Work to be completed:
In the listing that follows, determine how many lines include the word "Accounts". Respond with that number alone.

________________

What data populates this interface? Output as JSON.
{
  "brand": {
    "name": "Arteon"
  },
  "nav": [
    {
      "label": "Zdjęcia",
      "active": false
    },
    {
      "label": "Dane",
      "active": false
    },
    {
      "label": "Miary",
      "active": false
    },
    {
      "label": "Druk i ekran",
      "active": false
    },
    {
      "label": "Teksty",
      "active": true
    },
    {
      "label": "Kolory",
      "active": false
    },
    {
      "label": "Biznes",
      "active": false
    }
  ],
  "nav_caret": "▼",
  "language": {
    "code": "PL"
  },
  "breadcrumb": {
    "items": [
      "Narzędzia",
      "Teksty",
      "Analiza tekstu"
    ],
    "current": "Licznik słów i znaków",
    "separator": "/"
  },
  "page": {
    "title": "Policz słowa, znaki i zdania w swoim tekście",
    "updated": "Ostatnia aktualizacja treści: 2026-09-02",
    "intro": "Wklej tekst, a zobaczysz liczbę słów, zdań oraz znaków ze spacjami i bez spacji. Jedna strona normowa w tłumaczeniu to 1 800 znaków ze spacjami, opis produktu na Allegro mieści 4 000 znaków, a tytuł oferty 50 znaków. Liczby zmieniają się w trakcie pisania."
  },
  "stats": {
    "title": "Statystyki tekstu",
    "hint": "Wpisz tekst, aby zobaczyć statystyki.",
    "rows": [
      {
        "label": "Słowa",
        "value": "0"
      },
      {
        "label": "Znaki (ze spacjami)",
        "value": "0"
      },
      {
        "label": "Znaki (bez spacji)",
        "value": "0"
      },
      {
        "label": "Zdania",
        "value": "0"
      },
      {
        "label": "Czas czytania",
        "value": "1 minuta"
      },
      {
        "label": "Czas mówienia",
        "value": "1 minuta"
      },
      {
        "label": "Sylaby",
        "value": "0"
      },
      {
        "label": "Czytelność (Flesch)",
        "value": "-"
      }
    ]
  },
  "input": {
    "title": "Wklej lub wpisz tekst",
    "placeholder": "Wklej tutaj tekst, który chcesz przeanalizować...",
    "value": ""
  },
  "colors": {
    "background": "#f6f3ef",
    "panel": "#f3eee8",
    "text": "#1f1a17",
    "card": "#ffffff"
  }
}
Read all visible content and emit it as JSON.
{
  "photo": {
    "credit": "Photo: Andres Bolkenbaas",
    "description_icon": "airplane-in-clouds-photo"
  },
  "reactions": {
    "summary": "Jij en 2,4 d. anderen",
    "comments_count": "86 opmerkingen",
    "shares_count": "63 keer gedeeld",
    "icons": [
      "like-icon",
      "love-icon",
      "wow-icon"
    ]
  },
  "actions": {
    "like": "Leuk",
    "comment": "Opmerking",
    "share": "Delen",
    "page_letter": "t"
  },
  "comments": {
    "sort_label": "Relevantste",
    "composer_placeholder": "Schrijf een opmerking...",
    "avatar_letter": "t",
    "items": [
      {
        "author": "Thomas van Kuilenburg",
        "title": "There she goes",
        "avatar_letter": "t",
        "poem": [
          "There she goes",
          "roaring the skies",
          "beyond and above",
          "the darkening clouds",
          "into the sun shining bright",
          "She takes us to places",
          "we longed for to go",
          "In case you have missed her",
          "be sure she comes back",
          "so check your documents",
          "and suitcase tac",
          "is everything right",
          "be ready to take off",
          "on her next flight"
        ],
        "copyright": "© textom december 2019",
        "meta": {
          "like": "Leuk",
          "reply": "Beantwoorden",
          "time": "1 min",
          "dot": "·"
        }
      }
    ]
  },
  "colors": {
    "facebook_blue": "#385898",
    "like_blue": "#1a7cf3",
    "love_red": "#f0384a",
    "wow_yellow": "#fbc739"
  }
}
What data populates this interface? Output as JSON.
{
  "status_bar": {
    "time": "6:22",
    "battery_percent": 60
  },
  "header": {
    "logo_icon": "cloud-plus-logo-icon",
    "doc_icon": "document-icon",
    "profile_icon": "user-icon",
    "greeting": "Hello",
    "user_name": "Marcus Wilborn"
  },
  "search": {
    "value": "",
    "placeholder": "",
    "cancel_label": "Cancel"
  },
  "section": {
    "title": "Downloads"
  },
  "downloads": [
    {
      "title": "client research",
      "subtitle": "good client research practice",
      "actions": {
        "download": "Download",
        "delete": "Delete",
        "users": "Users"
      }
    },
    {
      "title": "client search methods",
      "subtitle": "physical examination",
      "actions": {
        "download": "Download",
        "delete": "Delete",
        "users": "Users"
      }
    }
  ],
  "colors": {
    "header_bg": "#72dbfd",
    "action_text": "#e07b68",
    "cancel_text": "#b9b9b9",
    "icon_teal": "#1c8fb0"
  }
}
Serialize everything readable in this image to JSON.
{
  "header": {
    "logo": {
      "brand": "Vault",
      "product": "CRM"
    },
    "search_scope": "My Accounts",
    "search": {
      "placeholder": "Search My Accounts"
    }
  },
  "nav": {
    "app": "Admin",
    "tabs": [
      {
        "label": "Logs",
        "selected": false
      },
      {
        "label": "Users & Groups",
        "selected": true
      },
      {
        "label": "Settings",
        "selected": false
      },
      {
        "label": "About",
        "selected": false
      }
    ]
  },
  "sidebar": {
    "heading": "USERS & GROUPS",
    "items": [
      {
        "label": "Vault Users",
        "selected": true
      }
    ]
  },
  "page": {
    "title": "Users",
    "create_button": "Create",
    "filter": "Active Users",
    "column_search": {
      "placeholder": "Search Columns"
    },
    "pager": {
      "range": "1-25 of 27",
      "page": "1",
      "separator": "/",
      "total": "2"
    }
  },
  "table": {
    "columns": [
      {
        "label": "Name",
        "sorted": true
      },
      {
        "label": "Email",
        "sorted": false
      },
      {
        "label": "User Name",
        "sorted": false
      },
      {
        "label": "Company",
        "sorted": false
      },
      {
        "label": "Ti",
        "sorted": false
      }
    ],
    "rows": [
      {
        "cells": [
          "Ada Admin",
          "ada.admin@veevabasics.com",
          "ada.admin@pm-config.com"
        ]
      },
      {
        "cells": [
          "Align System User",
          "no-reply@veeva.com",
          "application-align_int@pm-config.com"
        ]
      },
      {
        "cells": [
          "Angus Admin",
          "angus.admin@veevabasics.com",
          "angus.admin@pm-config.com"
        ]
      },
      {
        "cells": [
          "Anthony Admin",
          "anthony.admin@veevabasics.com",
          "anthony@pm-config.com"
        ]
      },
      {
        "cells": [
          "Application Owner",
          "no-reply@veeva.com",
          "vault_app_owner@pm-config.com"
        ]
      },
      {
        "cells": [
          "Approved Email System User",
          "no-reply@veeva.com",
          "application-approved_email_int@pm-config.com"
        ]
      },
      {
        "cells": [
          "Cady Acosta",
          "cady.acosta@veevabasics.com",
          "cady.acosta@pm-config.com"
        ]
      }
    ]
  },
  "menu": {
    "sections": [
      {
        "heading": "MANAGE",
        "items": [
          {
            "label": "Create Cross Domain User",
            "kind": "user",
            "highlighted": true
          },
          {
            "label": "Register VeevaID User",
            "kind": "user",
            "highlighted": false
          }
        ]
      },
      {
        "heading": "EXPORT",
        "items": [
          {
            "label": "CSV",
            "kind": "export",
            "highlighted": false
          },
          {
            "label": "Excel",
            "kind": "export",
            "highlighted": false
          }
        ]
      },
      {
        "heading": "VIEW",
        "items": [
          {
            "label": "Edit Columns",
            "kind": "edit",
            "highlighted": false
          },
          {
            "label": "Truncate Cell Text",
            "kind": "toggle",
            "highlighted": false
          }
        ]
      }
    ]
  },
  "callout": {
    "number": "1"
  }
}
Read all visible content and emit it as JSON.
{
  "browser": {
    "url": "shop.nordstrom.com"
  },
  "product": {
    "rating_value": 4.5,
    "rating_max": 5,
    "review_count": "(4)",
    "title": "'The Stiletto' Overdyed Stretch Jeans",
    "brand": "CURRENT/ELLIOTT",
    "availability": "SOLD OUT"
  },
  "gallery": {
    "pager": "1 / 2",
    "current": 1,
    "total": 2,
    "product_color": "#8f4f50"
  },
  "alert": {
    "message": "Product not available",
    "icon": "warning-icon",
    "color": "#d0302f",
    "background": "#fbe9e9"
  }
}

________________

Response area:
2